BLOCK: David Smith was in the courtroom today. He's covering the Pistorius trial for The Guardian newspaper. David, welcome to the program.
DAVID SMITH: Thank you.
BLOCK: Well, aside from that apology, much of Oscar Pistorius's testimony today seemed to be not about what happened on that night that he shot Reeva Steenkamp, but on his own trauma since the shooting.
SMITH: That's right. After the apology, Oscar Pistorius spoke about the effects that the tragedy of a year ago had on him. And he described terrible nightmares, waking up thinking that he could smell blood. And he described one incident where he woke up in a panic and actually climbed into a cupboard, because he was frightened and phoned his sister.
All in all, it seemed to be building a picture as the defense wanted of someone so very sympathetic, a whole different side to his character compared to what we've been hearing about, you know, hotheaded, irresponsible behavior and some of the unflattering things his girlfriend said about him.
BLOCK: Well, the testimony adjourned early today and I know Oscar Pistorius will be back on the stand. What do you expect when he's cross examined?
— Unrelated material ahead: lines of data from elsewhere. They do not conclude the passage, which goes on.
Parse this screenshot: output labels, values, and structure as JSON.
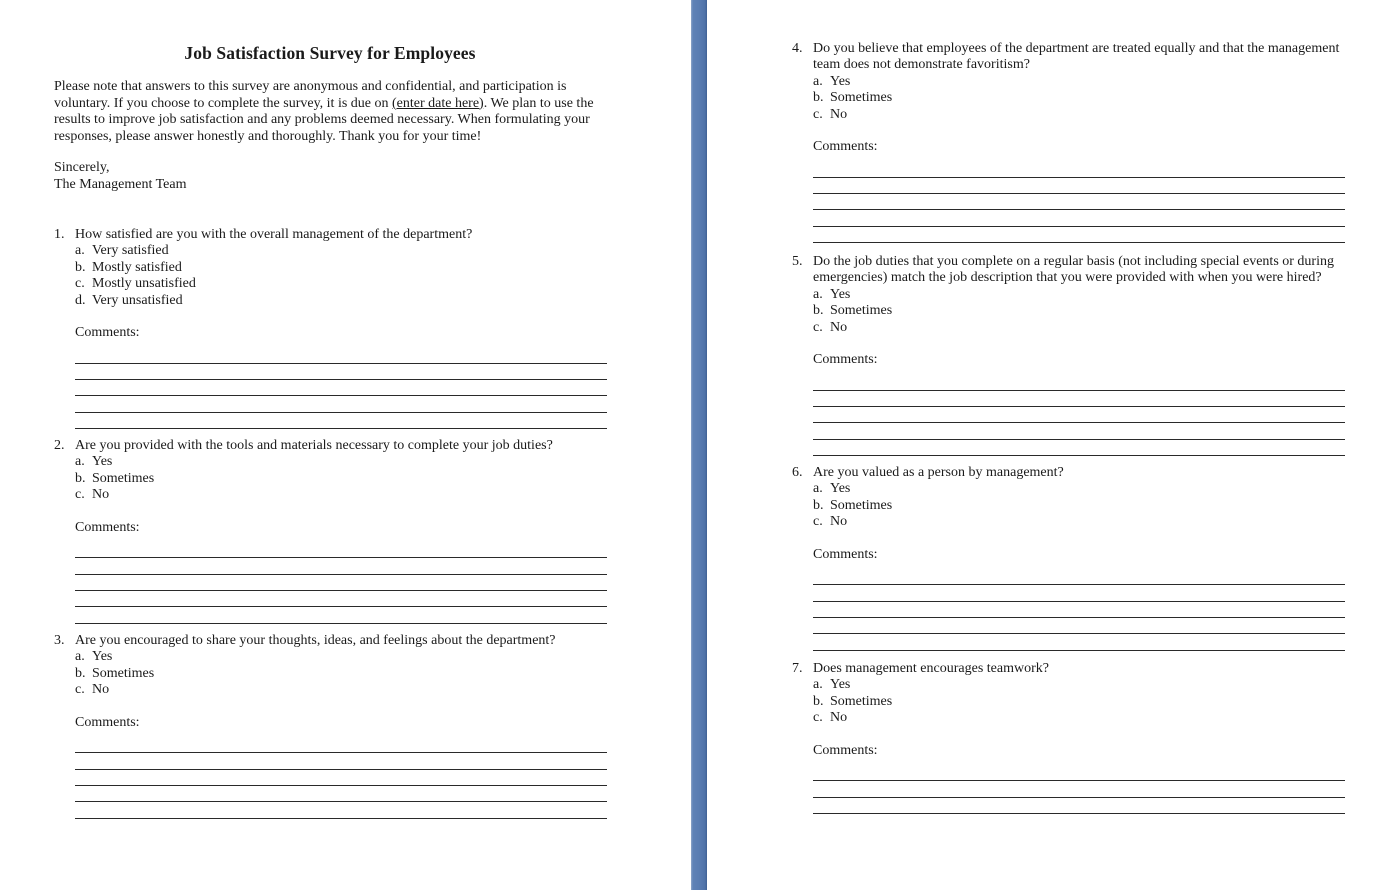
{
  "document": {
    "title": "Job Satisfaction Survey for Employees",
    "intro": {
      "before_link": "Please note that answers to this survey are anonymous and confidential, and participation is voluntary. If you choose to complete the survey, it is due on ",
      "date_placeholder": "(enter date here)",
      "after_link": ". We plan to use the results to improve job satisfaction and any problems deemed necessary. When formulating your responses, please answer honestly and thoroughly. Thank you for your time!"
    },
    "signoff": {
      "closing": "Sincerely,",
      "signature": "The Management Team"
    },
    "comments_label": "Comments:",
    "questions": [
      {
        "number": "1.",
        "text": "How satisfied are you with the overall management of the department?",
        "options": [
          {
            "letter": "a.",
            "label": "Very satisfied"
          },
          {
            "letter": "b.",
            "label": "Mostly satisfied"
          },
          {
            "letter": "c.",
            "label": "Mostly unsatisfied"
          },
          {
            "letter": "d.",
            "label": "Very unsatisfied"
          }
        ],
        "comment_lines": 5
      },
      {
        "number": "2.",
        "text": "Are you provided with the tools and materials necessary to complete your job duties?",
        "options": [
          {
            "letter": "a.",
            "label": "Yes"
          },
          {
            "letter": "b.",
            "label": "Sometimes"
          },
          {
            "letter": "c.",
            "label": "No"
          }
        ],
        "comment_lines": 5
      },
      {
        "number": "3.",
        "text": "Are you encouraged to share your thoughts, ideas, and feelings about the department?",
        "options": [
          {
            "letter": "a.",
            "label": "Yes"
          },
          {
            "letter": "b.",
            "label": "Sometimes"
          },
          {
            "letter": "c.",
            "label": "No"
          }
        ],
        "comment_lines": 5
      },
      {
        "number": "4.",
        "text": "Do you believe that employees of the department are treated equally and that the management team does not demonstrate favoritism?",
        "options": [
          {
            "letter": "a.",
            "label": "Yes"
          },
          {
            "letter": "b.",
            "label": "Sometimes"
          },
          {
            "letter": "c.",
            "label": "No"
          }
        ],
        "comment_lines": 5
      },
      {
        "number": "5.",
        "text": "Do the job duties that you complete on a regular basis (not including special events or during emergencies) match the job description that you were provided with when you were hired?",
        "options": [
          {
            "letter": "a.",
            "label": "Yes"
          },
          {
            "letter": "b.",
            "label": "Sometimes"
          },
          {
            "letter": "c.",
            "label": "No"
          }
        ],
        "comment_lines": 5
      },
      {
        "number": "6.",
        "text": "Are you valued as a person by management?",
        "options": [
          {
            "letter": "a.",
            "label": "Yes"
          },
          {
            "letter": "b.",
            "label": "Sometimes"
          },
          {
            "letter": "c.",
            "label": "No"
          }
        ],
        "comment_lines": 5
      },
      {
        "number": "7.",
        "text": "Does management encourages teamwork?",
        "options": [
          {
            "letter": "a.",
            "label": "Yes"
          },
          {
            "letter": "b.",
            "label": "Sometimes"
          },
          {
            "letter": "c.",
            "label": "No"
          }
        ],
        "comment_lines": 3
      }
    ]
  },
  "colors": {
    "page_background": "#ffffff",
    "page_divider": "#5a7db2",
    "text": "#1a1a1a"
  }
}
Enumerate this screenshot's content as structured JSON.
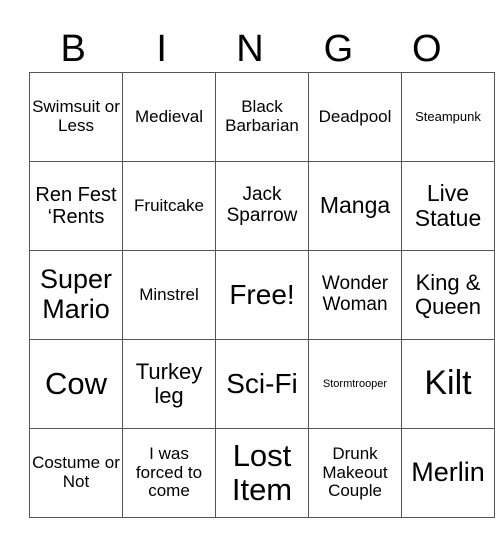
{
  "header": {
    "letters": [
      "B",
      "I",
      "N",
      "G",
      "O"
    ]
  },
  "grid": {
    "rows": [
      [
        "Swimsuit or Less",
        "Medieval",
        "Black Barbarian",
        "Deadpool",
        "Steampunk"
      ],
      [
        "Ren Fest ‘Rents",
        "Fruitcake",
        "Jack Sparrow",
        "Manga",
        "Live Statue"
      ],
      [
        "Super Mario",
        "Minstrel",
        "Free!",
        "Wonder Woman",
        "King & Queen"
      ],
      [
        "Cow",
        "Turkey leg",
        "Sci-Fi",
        "Stormtrooper",
        "Kilt"
      ],
      [
        "Costume or Not",
        "I was forced to come",
        "Lost Item",
        "Drunk Makeout Couple",
        "Merlin"
      ]
    ]
  }
}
SMITH: Well, that's what many people are waiting for really. It will be a very different when the prosecutor, Gerrie Nel, begins to cross-examine him. You know, clearly, Pistorius, as we saw today on the witness stand, very fragile, very prone to breaking down in tears. How he will stand up to quite a ferocious cross examination really remains to be seen.
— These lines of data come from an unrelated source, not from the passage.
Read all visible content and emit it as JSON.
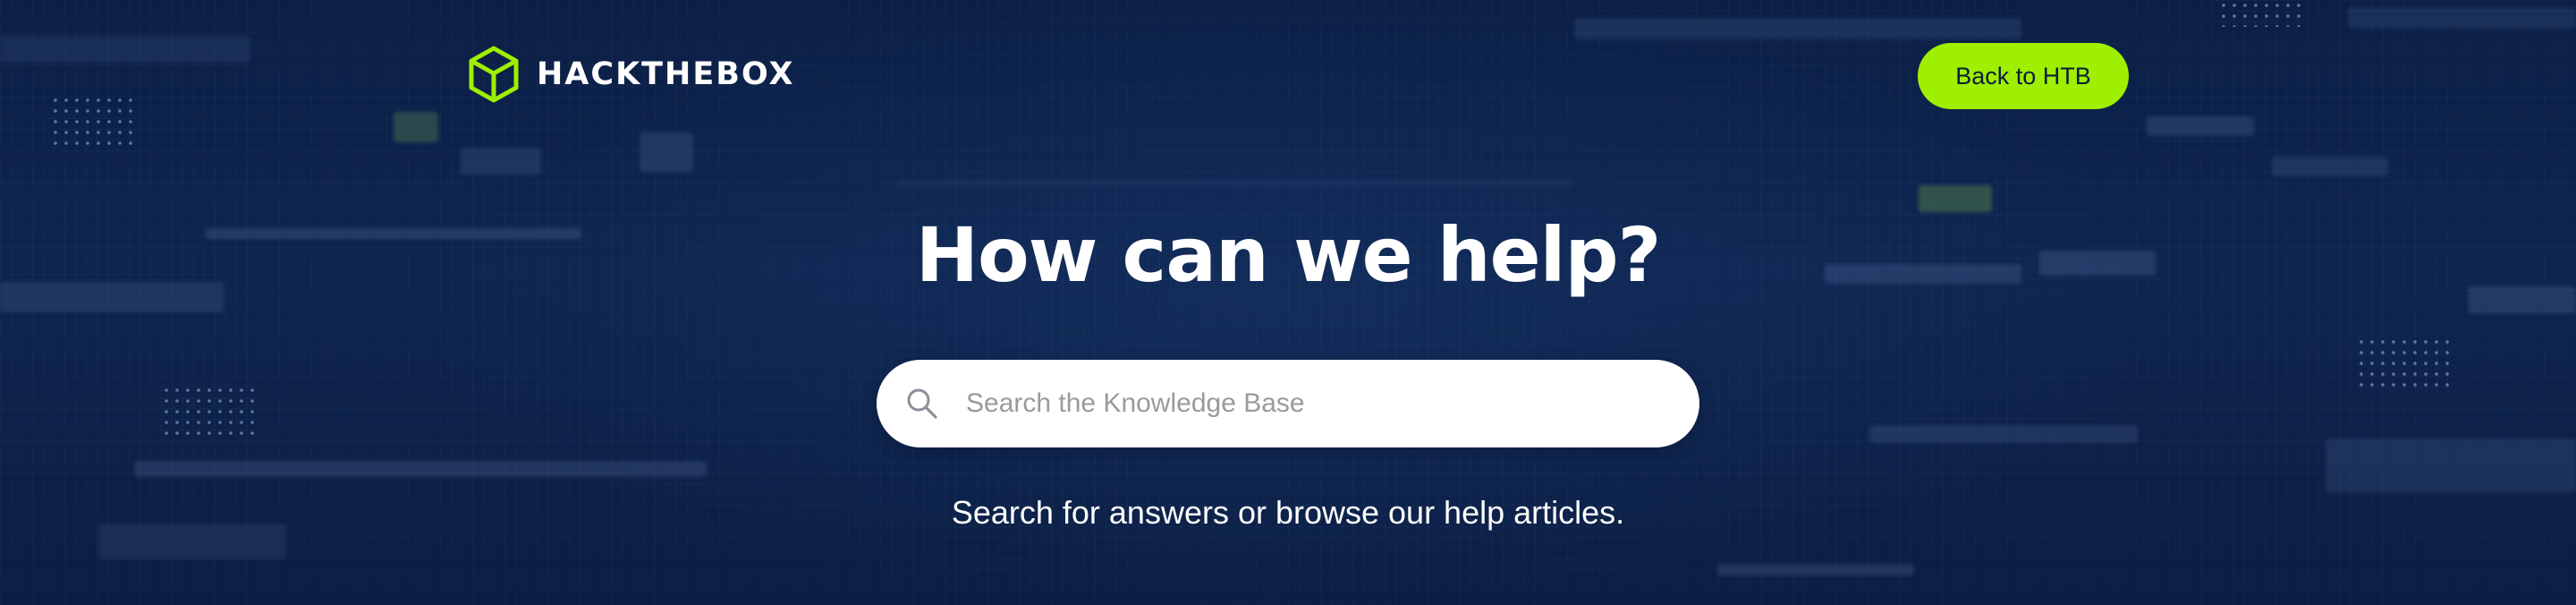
{
  "header": {
    "logo_text": "HACKTHEBOX",
    "logo_icon": "cube-icon",
    "back_button_label": "Back to HTB"
  },
  "hero": {
    "title": "How can we help?",
    "search": {
      "placeholder": "Search the Knowledge Base",
      "value": "",
      "icon": "search-icon"
    },
    "subtitle": "Search for answers or browse our help articles."
  },
  "colors": {
    "background": "#0d2148",
    "accent": "#9fef00",
    "text": "#ffffff"
  }
}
BLOCK: And if Pistorius is convicted of premeditated murder, what is the sentence he would face?
SMITH: Well, it's officially a minimum of 25 years and could be longer, a full life sentence. One of the question harboring in the background of this trial is whether there'll be some kind of special dispensation for him, because your typical South African prison is probably not set out, firstly, for such a famous celebrity, but secondly for a man whose legs were amputated when he was 11 about months old, and he uses prosthetic limbs.
BLOCK: You've been covering the trial for some time. As you think about the case that the prosecution has laid out first, and now it's turned to the defense, does it strike you that the prosecution has laid out a compelling argument that would lead to Oscar Pistorius's conviction? Or is there room for the defense to really poke holes in that?
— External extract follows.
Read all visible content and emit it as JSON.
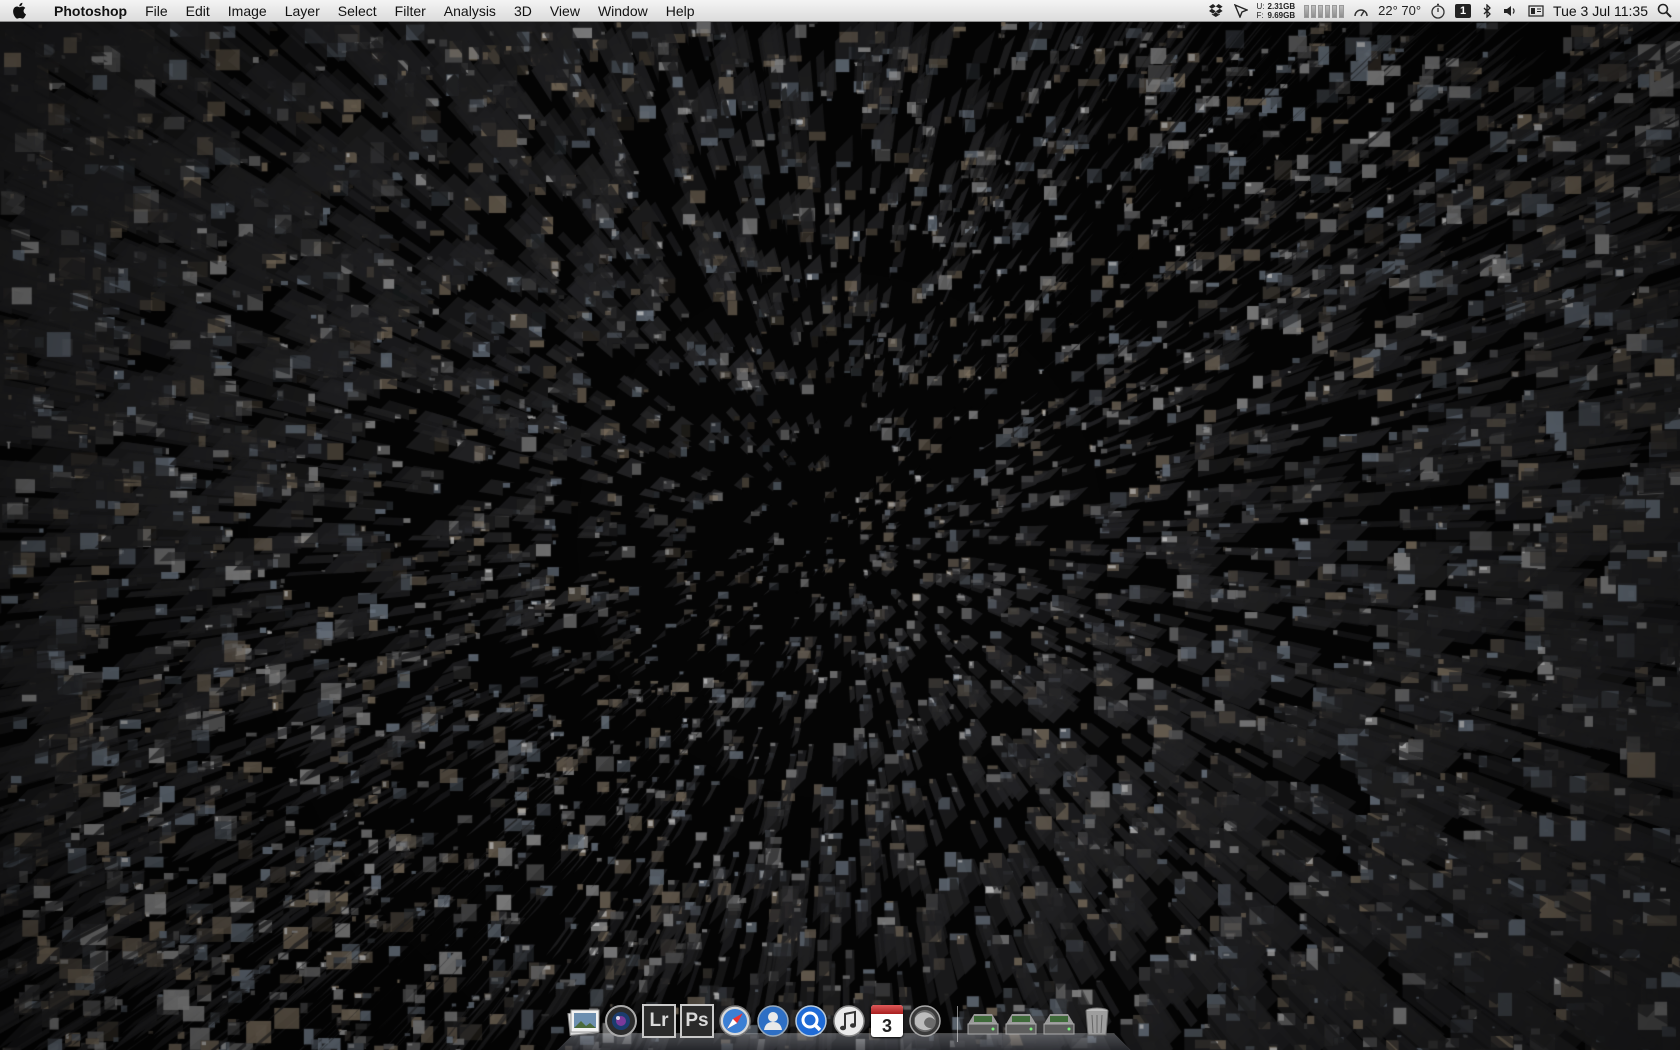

SMITH: I think the defense does have room. I think many people would question whether the prosecution really managed to prove, beyond reasonable doubt, that Pistorius knowingly killed his girlfriend. The prosecution evidence, some would say, you know, lacked a complete sort of narrative thread. Perhaps most damaging for Pistorius was sort of neighbors who heard screams. And that could suggest that he had an argument with Reeva Steenkamp. But I mean the defense will claim that what they heard was Pistorius himself screaming.
There were also...
BLOCK: When he realized what he had done, in other words.
SMITH: Yes. You know, his version of events that he mistook her for an intruder and shot because, as he said today, you know, he was trying to protect Reeva, that is still in play. It has not been disproven. And, you know, is perhaps almost believable on the basis of his own paranoia about crime and the situation in South Africa generally.
BLOCK: David Smith of The Guardian newspaper is covering the murder trial of Oscar Pistorius in Pretoria, South Africa. David, thank you.
SMITH: Thank you. Transcript provided by NPR, Copyright NPR.